* TASK DETAILS: Show each line from the records below in which the word "value" occurs.

Page and application data records:
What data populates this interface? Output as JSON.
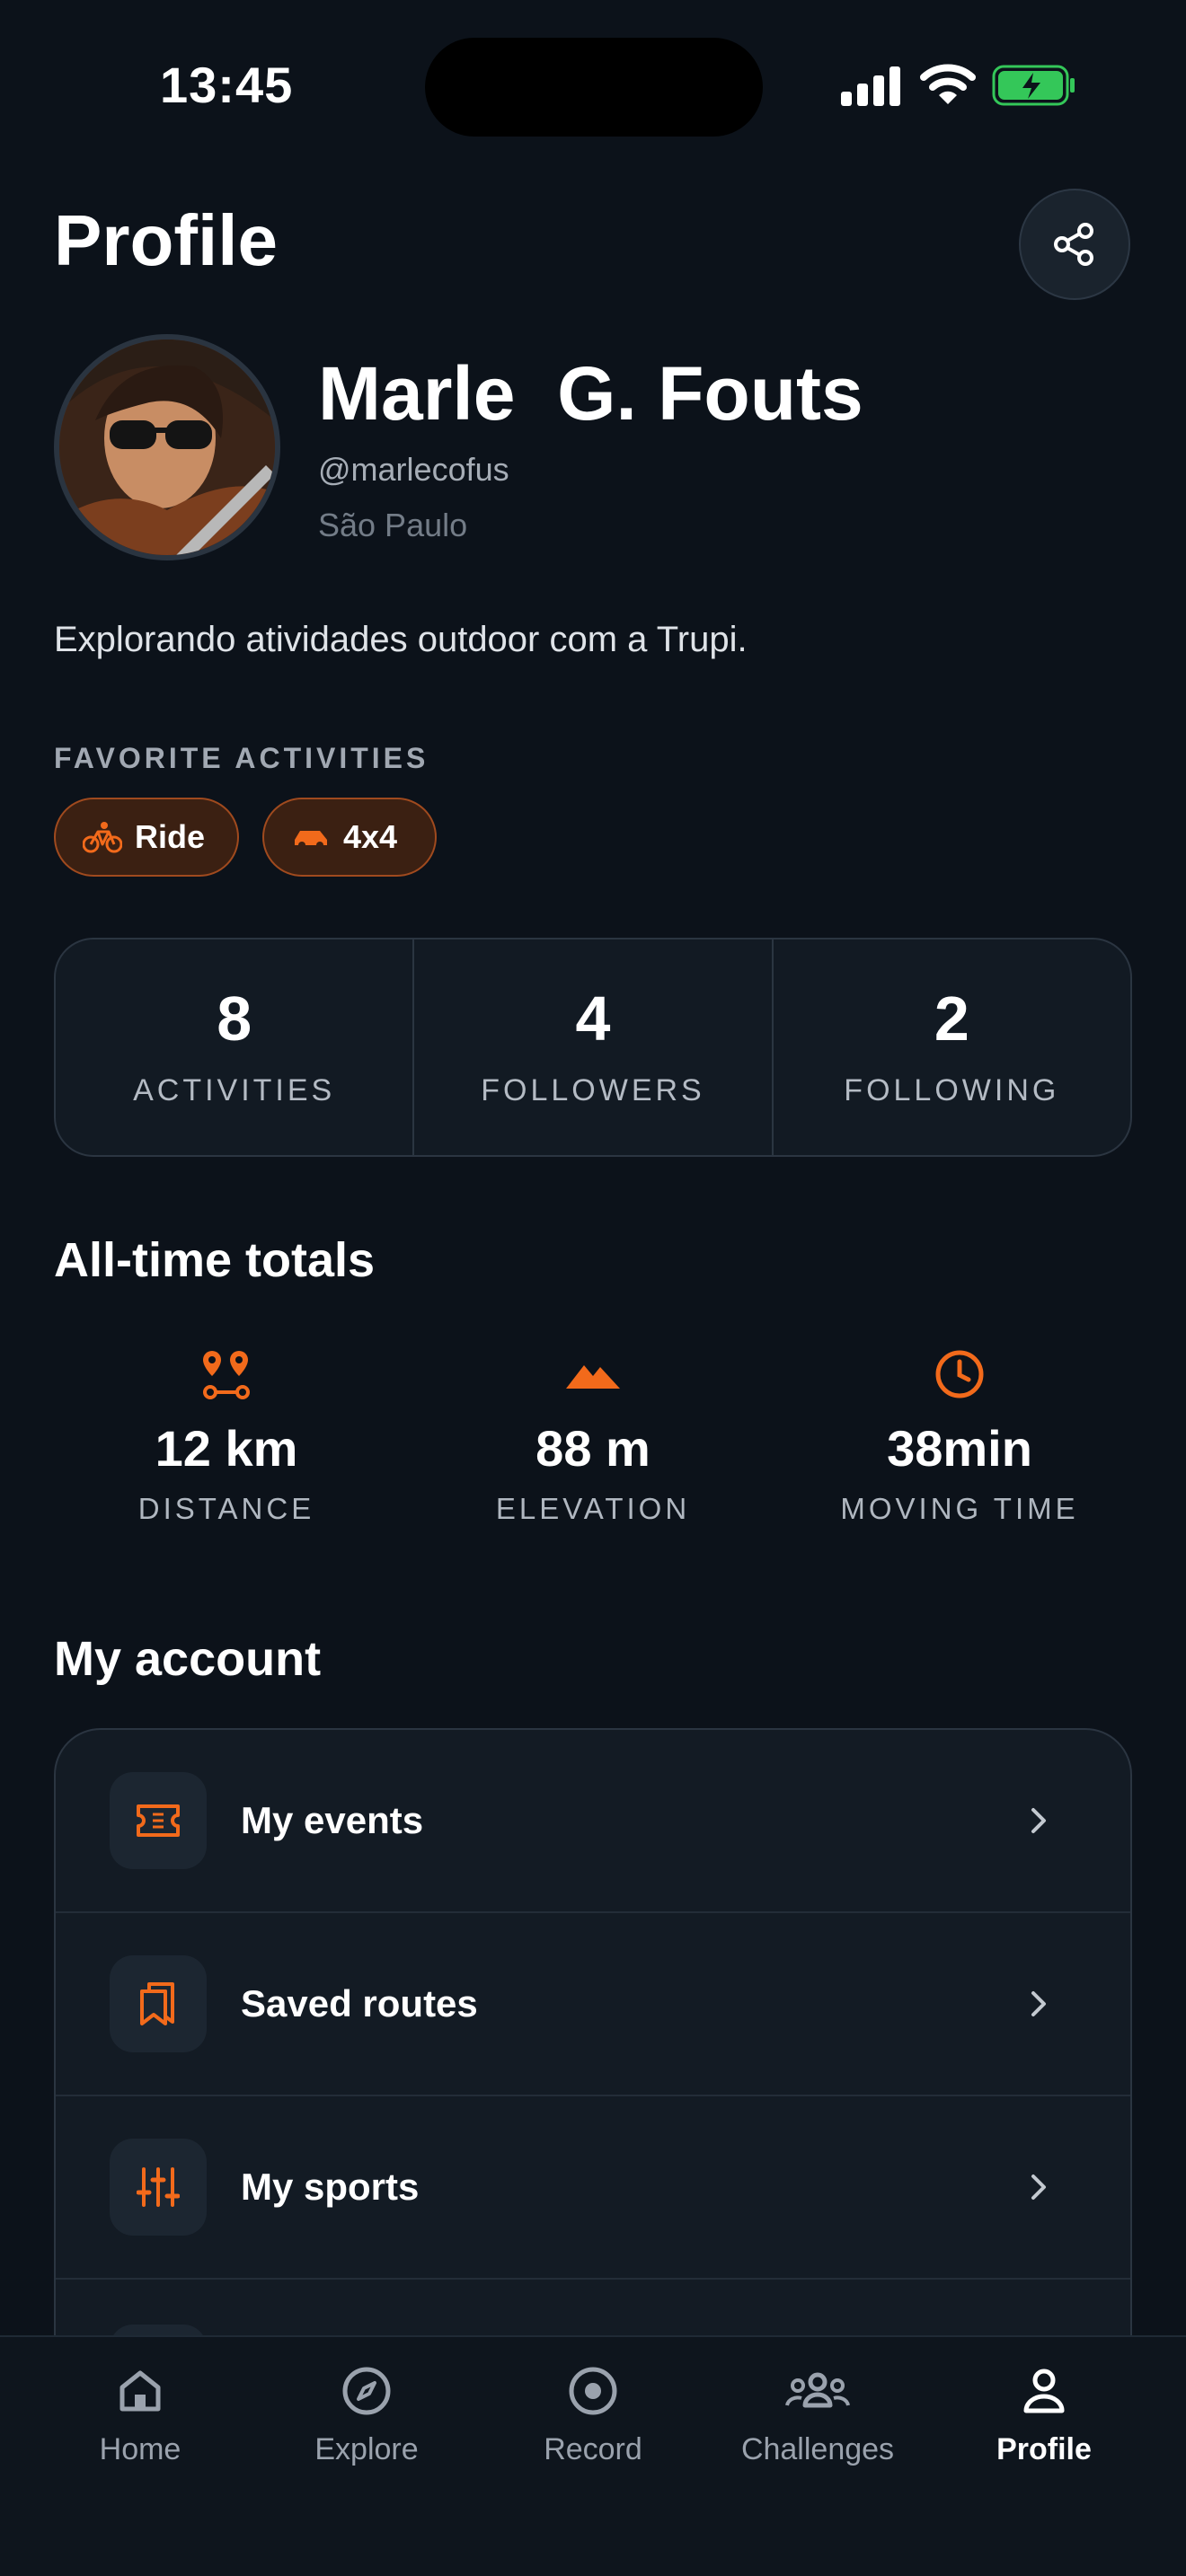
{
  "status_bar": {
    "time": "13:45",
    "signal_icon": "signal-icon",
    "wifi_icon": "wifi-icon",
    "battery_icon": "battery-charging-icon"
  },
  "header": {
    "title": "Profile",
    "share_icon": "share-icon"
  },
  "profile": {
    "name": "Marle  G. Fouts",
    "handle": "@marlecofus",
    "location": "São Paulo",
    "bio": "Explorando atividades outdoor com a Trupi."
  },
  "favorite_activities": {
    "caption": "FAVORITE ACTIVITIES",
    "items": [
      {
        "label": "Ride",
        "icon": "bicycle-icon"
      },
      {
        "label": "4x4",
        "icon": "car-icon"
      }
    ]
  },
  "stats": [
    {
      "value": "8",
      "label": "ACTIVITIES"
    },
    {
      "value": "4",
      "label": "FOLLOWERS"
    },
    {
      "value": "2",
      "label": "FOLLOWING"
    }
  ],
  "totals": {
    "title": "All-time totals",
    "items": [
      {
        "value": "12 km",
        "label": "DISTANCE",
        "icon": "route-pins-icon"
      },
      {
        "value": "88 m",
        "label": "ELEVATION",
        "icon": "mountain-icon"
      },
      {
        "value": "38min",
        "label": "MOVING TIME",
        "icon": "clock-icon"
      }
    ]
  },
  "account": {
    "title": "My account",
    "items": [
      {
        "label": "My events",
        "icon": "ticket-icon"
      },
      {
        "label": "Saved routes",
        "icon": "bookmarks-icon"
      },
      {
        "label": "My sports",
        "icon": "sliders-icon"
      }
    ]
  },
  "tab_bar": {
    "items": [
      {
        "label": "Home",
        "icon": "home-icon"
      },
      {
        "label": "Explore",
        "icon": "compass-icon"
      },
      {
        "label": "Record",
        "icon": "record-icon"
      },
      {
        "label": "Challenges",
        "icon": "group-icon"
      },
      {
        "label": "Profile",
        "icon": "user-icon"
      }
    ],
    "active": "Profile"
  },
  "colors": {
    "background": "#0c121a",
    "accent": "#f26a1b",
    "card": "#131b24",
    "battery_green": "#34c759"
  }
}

* OUTPUT FOR THIS TASK:
      "value": "8",
      "value": "4",
      "value": "2",
        "value": "12 km",
        "value": "88 m",
        "value": "38min",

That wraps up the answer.